I ask you to consider that you cannot have the kind of stories that we've had for the past eight months, and which we are going to be getting for the foreseeable future, without calling up a terrible reaction from good Catholics. Invoking mystical abstractions to counter revelations of priests committing grotesquely cruel forms of sexual abuse will mean less than nothing. Good Catholic mothers and fathers will not sacrifice their children upon the altar of clericalism. I commend to you and St. Blogs the final analysis historian Barbara Tuchman gave, in The March of Folly, summing up why the folly of six Renaissance popes led to the Reformation. I think there are lessons there for us all:
The folly of the popes was not pursuit of counter-productive policy so much as rejection of any steady or coherent policy either political or religious that would have improved their situation or arrested the rising discontent. Disregard of the movements and sentiments developing around them was a primary folly. They were deaf to disaffeciton, blind to the alternative ideas it gave rise to, blandly impervious to challenge, unconcerned by the dismay at their misconduct and the rising wrath at their misgovernment, fixed in refusal to change, almost stupidly stubborn in maintaining a corrupt existing system. They could not change it because they were part of it, grew out of it, depended on it. ...Their [the six popes] three outstanding attitudes -- obliviousness to the growing disaffection of constituents, primacy of self-aggrandizement, illusion of invulnerable status -- are persistent aspects of folly.
Is this the "Tradition" you and Tom, and those who reject my viewpoint as insufficiently Catholic, insist that we all think with? I fear it is.

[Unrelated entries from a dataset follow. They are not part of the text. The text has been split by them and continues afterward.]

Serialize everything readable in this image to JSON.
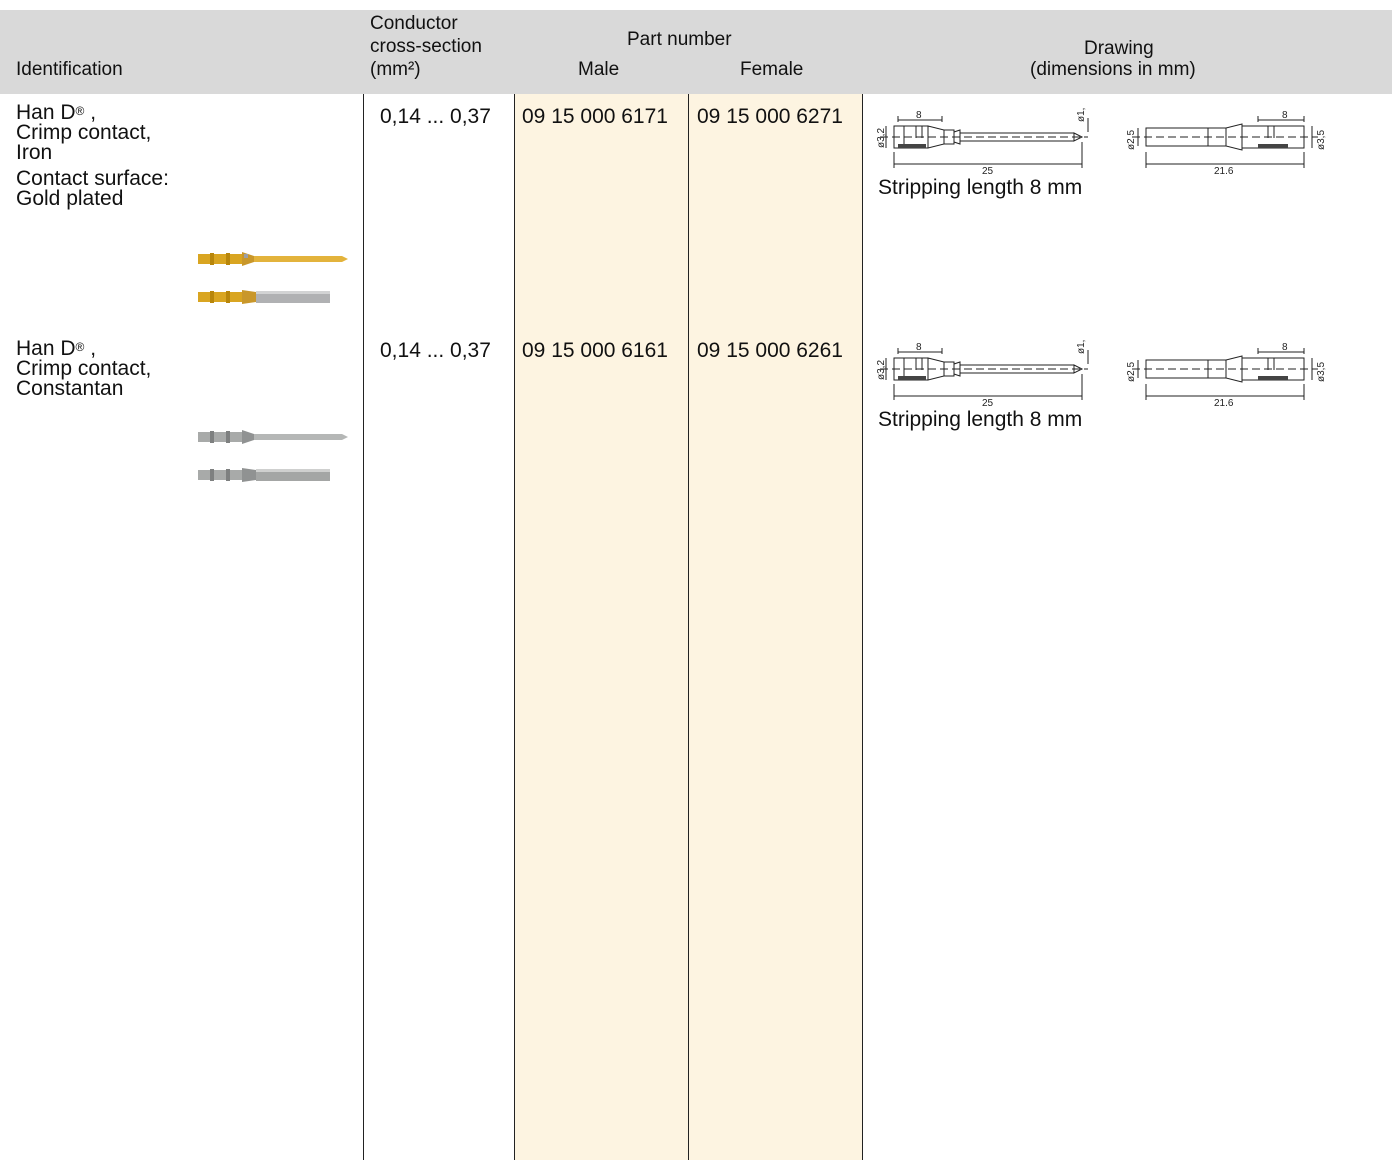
{
  "header": {
    "identification": "Identification",
    "conductor_line1": "Conductor",
    "conductor_line2": "cross-section",
    "conductor_line3": "(mm²)",
    "part_number": "Part number",
    "male": "Male",
    "female": "Female",
    "drawing_line1": "Drawing",
    "drawing_line2": "(dimensions in mm)"
  },
  "colors": {
    "header_bg": "#d9d9d9",
    "part_number_highlight": "#fdf4e1",
    "gold_contact": "#d9a521",
    "silver_contact": "#a8aaa9"
  },
  "rows": [
    {
      "name_prefix": "Han D",
      "name_reg": "®",
      "name_suffix": " ,",
      "line2": "Crimp contact,",
      "line3": "Iron",
      "surface_label": "Contact surface:",
      "surface_value": "Gold plated",
      "cross_section": "0,14 ... 0,37",
      "male": "09 15 000 6171",
      "female": "09 15 000 6271",
      "stripping": "Stripping length 8 mm",
      "dims_male": {
        "d_left": "ø3,2",
        "top": "8",
        "d_right": "ø1,6",
        "length": "25"
      },
      "dims_female": {
        "d_left": "ø2,5",
        "top": "8",
        "d_right": "ø3,5",
        "length": "21,6"
      }
    },
    {
      "name_prefix": "Han D",
      "name_reg": "®",
      "name_suffix": " ,",
      "line2": "Crimp contact,",
      "line3": "Constantan",
      "cross_section": "0,14 ... 0,37",
      "male": "09 15 000 6161",
      "female": "09 15 000 6261",
      "stripping": "Stripping length 8 mm",
      "dims_male": {
        "d_left": "ø3,2",
        "top": "8",
        "d_right": "ø1,6",
        "length": "25"
      },
      "dims_female": {
        "d_left": "ø2,5",
        "top": "8",
        "d_right": "ø3,5",
        "length": "21,6"
      }
    }
  ]
}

In any case, my words have been tough, but charitable I hope, and I appreciate you lending me your blog to respond to your tough but charitable attack on my position.